But Emancipation came and the vested interests of the white man in the Negro’s body were lost. The white man had no right to scourge the emancipated Negro, still less has he a right to kill him. But the Southern white people had been educated so long in that school of practice, in which might makes right, that they disdained to draw strict lines of action in dealing with the Negro. In slave times the Negro was kept subservient and submissive by the frequency and severity of the scourging, but, with freedom, a new system of intimidation came into vogue; the Negro was not only whipped and scourged; he was killed.
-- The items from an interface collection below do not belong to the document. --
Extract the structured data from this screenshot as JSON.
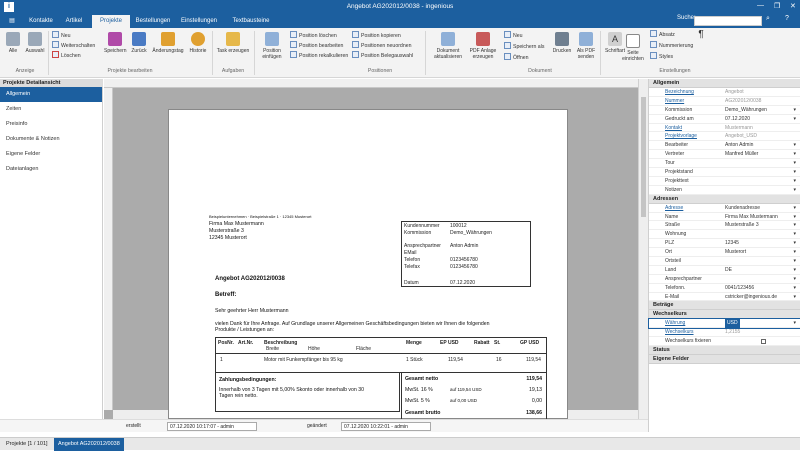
{
  "window": {
    "title": "Angebot AG202012/0038 - ingenious"
  },
  "menu": {
    "tabs": [
      "Kontakte",
      "Artikel",
      "Projekte",
      "Bestellungen",
      "Einstellungen",
      "Textbausteine"
    ],
    "search_label": "Suche:"
  },
  "ribbon": {
    "alle": "Alle",
    "auswahl": "Auswahl",
    "neu": "Neu",
    "weiterschalten": "Weiterschalten",
    "loeschen": "Löschen",
    "speichern": "Speichern",
    "zurueck": "Zurück",
    "aenderungstag": "Änderungstag",
    "historie": "Historie",
    "task_erzeugen": "Task erzeugen",
    "position_einfuegen": "Position einfügen",
    "position_loeschen": "Position löschen",
    "position_bearbeiten": "Position bearbeiten",
    "position_rekalkulieren": "Position rekalkulieren",
    "position_kopieren": "Position kopieren",
    "positionen_neuordnen": "Positionen neuordnen",
    "position_belegauswahl": "Position Belegauswahl",
    "dokument_aktualisieren": "Dokument aktualisieren",
    "pdf_anlage": "PDF Anlage erzeugen",
    "doc_neu": "Neu",
    "speichern_als": "Speichern als",
    "oeffnen": "Öffnen",
    "drucken": "Drucken",
    "als_pdf": "Als PDF senden",
    "schriftart": "Schriftart",
    "absatz": "Absatz",
    "nummerierung": "Nummerierung",
    "styles": "Styles",
    "seite_einrichten": "Seite einrichten",
    "groups": {
      "anzeige": "Anzeige",
      "projekte_bearbeiten": "Projekte bearbeiten",
      "aufgaben": "Aufgaben",
      "positionen": "Positionen",
      "dokument": "Dokument",
      "einstellungen": "Einstellungen"
    }
  },
  "leftnav": {
    "header": "Projekte Detailansicht",
    "items": [
      "Allgemein",
      "Zeiten",
      "Preisinfo",
      "Dokumente & Notizen",
      "Eigene Felder",
      "Dateianlagen"
    ]
  },
  "document": {
    "sender_line": "Beispielunternehmen · Beispielstraße 1 · 12345 Musterort",
    "recipient": [
      "Firma Max Mustermann",
      "Musterstraße 3",
      "12345 Musterort"
    ],
    "info": [
      {
        "k": "Kundennummer",
        "v": "100012"
      },
      {
        "k": "Kommission",
        "v": "Demo_Währungen"
      },
      {
        "k": "Ansprechpartner",
        "v": "Anton Admin"
      },
      {
        "k": "EMail",
        "v": ""
      },
      {
        "k": "Telefon",
        "v": "0123456780"
      },
      {
        "k": "Telefax",
        "v": "0123456780"
      },
      {
        "k": "Datum",
        "v": "07.12.2020"
      }
    ],
    "heading": "Angebot AG202012/0038",
    "betreff": "Betreff:",
    "greeting": "Sehr geehrter Herr Mustermann",
    "body1": "vielen Dank für Ihre Anfrage. Auf Grundlage unserer Allgemeinen Geschäftsbedingungen bieten wir Ihnen die folgenden",
    "body2": "Produkte / Leistungen an:",
    "table_headers": {
      "posnr": "PosNr.",
      "artnr": "Art.Nr.",
      "beschreibung": "Beschreibung",
      "breite": "Breite",
      "hoehe": "Höhe",
      "flaeche": "Fläche",
      "menge": "Menge",
      "ep": "EP USD",
      "rabatt": "Rabatt",
      "st": "St.",
      "gp": "GP USD"
    },
    "row": {
      "posnr": "1",
      "beschreibung": "Motor mit Funkempfänger bis 95 kg",
      "menge": "1 Stück",
      "ep": "119,54",
      "st": "16",
      "gp": "119,54"
    },
    "payment_title": "Zahlungsbedingungen:",
    "payment_text1": "Innerhalb von 3 Tagen mit 5,00% Skonto oder innerhalb von 30",
    "payment_text2": "Tagen rein netto.",
    "totals": {
      "netto_label": "Gesamt netto",
      "netto": "119,54",
      "mwst1_label": "MwSt. 16 %",
      "mwst1_base": "auf 119,54 USD",
      "mwst1": "19,13",
      "mwst2_label": "MwSt. 5 %",
      "mwst2_base": "auf 0,00 USD",
      "mwst2": "0,00",
      "brutto_label": "Gesamt brutto",
      "brutto": "138,66"
    }
  },
  "rightpanel": {
    "sections": {
      "allgemein": "Allgemein",
      "adressen": "Adressen",
      "betraege": "Beträge",
      "wechselkurs": "Wechselkurs",
      "status": "Status",
      "eigene_felder": "Eigene Felder"
    },
    "allgemein": [
      {
        "k": "Bezeichnung",
        "v": "Angebot",
        "link": true,
        "gray": true
      },
      {
        "k": "Nummer",
        "v": "AG202012/0038",
        "link": true,
        "gray": true
      },
      {
        "k": "Kommission",
        "v": "Demo_Währungen"
      },
      {
        "k": "Gedruckt am",
        "v": "07.12.2020"
      },
      {
        "k": "Kontakt",
        "v": "Mustermann",
        "link": true,
        "gray": true
      },
      {
        "k": "Projektvorlage",
        "v": "Angebot_USD",
        "link": true,
        "gray": true
      },
      {
        "k": "Bearbeiter",
        "v": "Anton Admin"
      },
      {
        "k": "Vertreter",
        "v": "Manfred Müller"
      },
      {
        "k": "Tour",
        "v": ""
      },
      {
        "k": "Projektstand",
        "v": ""
      },
      {
        "k": "Projekttext",
        "v": ""
      },
      {
        "k": "Notizen",
        "v": ""
      }
    ],
    "adressen": [
      {
        "k": "Adresse",
        "v": "Kundenadresse",
        "link": true
      },
      {
        "k": "Name",
        "v": "Firma Max Mustermann"
      },
      {
        "k": "Straße",
        "v": "Musterstraße 3"
      },
      {
        "k": "Wohnung",
        "v": ""
      },
      {
        "k": "PLZ",
        "v": "12345"
      },
      {
        "k": "Ort",
        "v": "Musterort"
      },
      {
        "k": "Ortsteil",
        "v": ""
      },
      {
        "k": "Land",
        "v": "DE"
      },
      {
        "k": "Ansprechpartner",
        "v": ""
      },
      {
        "k": "Telefonn.",
        "v": "0041/123456"
      },
      {
        "k": "E-Mail",
        "v": "cstricker@ingenious.de"
      }
    ],
    "wechselkurs": [
      {
        "k": "Währung",
        "v": "USD",
        "link": true
      },
      {
        "k": "Wechselkurs",
        "v": "1,2155",
        "link": true,
        "gray": true
      },
      {
        "k": "Wechselkurs fixieren",
        "v": ""
      }
    ]
  },
  "footer": {
    "erstellt_label": "erstellt",
    "erstellt": "07.12.2020 10:17:07 - admin",
    "geaendert_label": "geändert",
    "geaendert": "07.12.2020 10:22:01 - admin"
  },
  "statusbar": {
    "tab1": "Projekte [1 / 101]",
    "tab2": "Angebot AG202012/0038"
  }
}
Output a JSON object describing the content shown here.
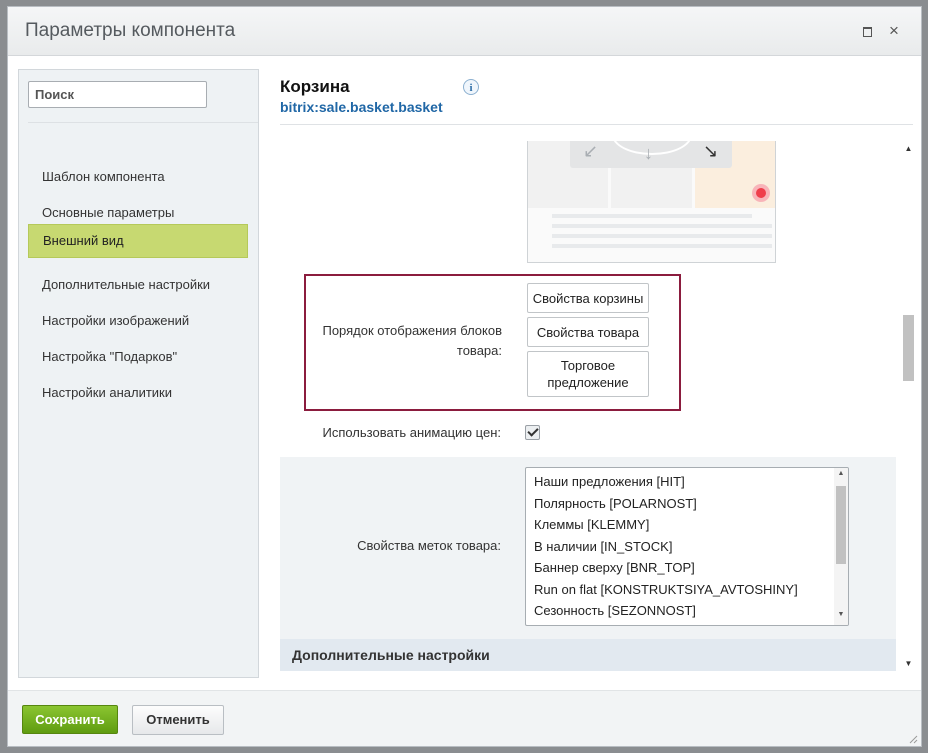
{
  "window": {
    "title": "Параметры компонента",
    "maximize_icon": "maximize-icon",
    "close_icon": "close-icon",
    "close_glyph": "×"
  },
  "sidebar": {
    "search_placeholder": "Поиск",
    "items": [
      {
        "label": "Шаблон компонента",
        "active": false
      },
      {
        "label": "Основные параметры",
        "active": false
      },
      {
        "label": "Внешний вид",
        "active": true
      },
      {
        "label": "Дополнительные настройки",
        "active": false
      },
      {
        "label": "Настройки изображений",
        "active": false
      },
      {
        "label": "Настройка \"Подарков\"",
        "active": false
      },
      {
        "label": "Настройки аналитики",
        "active": false
      }
    ]
  },
  "component": {
    "title": "Корзина",
    "code": "bitrix:sale.basket.basket",
    "info_glyph": "i"
  },
  "params": {
    "order_label": "Порядок отображения блоков товара:",
    "order_buttons": [
      "Свойства корзины",
      "Свойства товара",
      "Торговое предложение"
    ],
    "animation_label": "Использовать анимацию цен:",
    "animation_checked": true,
    "labels_label": "Свойства меток товара:",
    "labels_options": [
      "Наши предложения [HIT]",
      "Полярность [POLARNOST]",
      "Клеммы [KLEMMY]",
      "В наличии [IN_STOCK]",
      "Баннер сверху [BNR_TOP]",
      "Run on flat [KONSTRUKTSIYA_AVTOSHINY]",
      "Сезонность [SEZONNOST]"
    ],
    "section_title": "Дополнительные настройки"
  },
  "footer": {
    "save_label": "Сохранить",
    "cancel_label": "Отменить"
  },
  "colors": {
    "active_nav": "#c7d971",
    "link_blue": "#2067a6",
    "highlight_border": "#8b1c3e",
    "save_green": "#6fae1e"
  }
}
The thing about culture is that it often moves in the direction of those with the most power and support. If left alone and unchecked, it becomes the practical and accepted social law, which is why there is a history of laws being created to support previous laws that guarantee Black citizens their rights. Until there are immediate consequences for shooting Black citizens, this practice of shoot first, ask later and get off, will continue. If we really want to see change there needs to be power and support for that change in the form of swift action. Imagine if, for example, that Officer Shelby and others that have killed unarmed Black citizens in the line of duty, were immediately removed from the scene and placed in a holding cell pending a formal investigation, instead of being able to wait it out in the comfort and solidarity of their families and friends. If those were the consequences for death at the hands of law enforcement, across the board, maybe Terence Crutcher and other victims would still be alive to see another day instead of their families filing wrongful death lawsuits.

Racism is so ingrained in this country’s psyche and existence that it permeates everything that this country stands for, while at the same time, expecting some of its citizens to sit idly by while video after video prove that there needs to be a cultural shift. What many fail to realize is that these continued illogical responses to Black citizens going about daily life endanger the whole of American society because it condones the disposability of human lives simply because ‘that’s the way it’s been done’.

What an absolutely shameful way to have to live.


Risikat “Kat” Okedeyi is a professor of African-American literature and a self-described cultural architect. She is much better at Facebook, but can also be found on Twitter and IG as KatsKornerCo.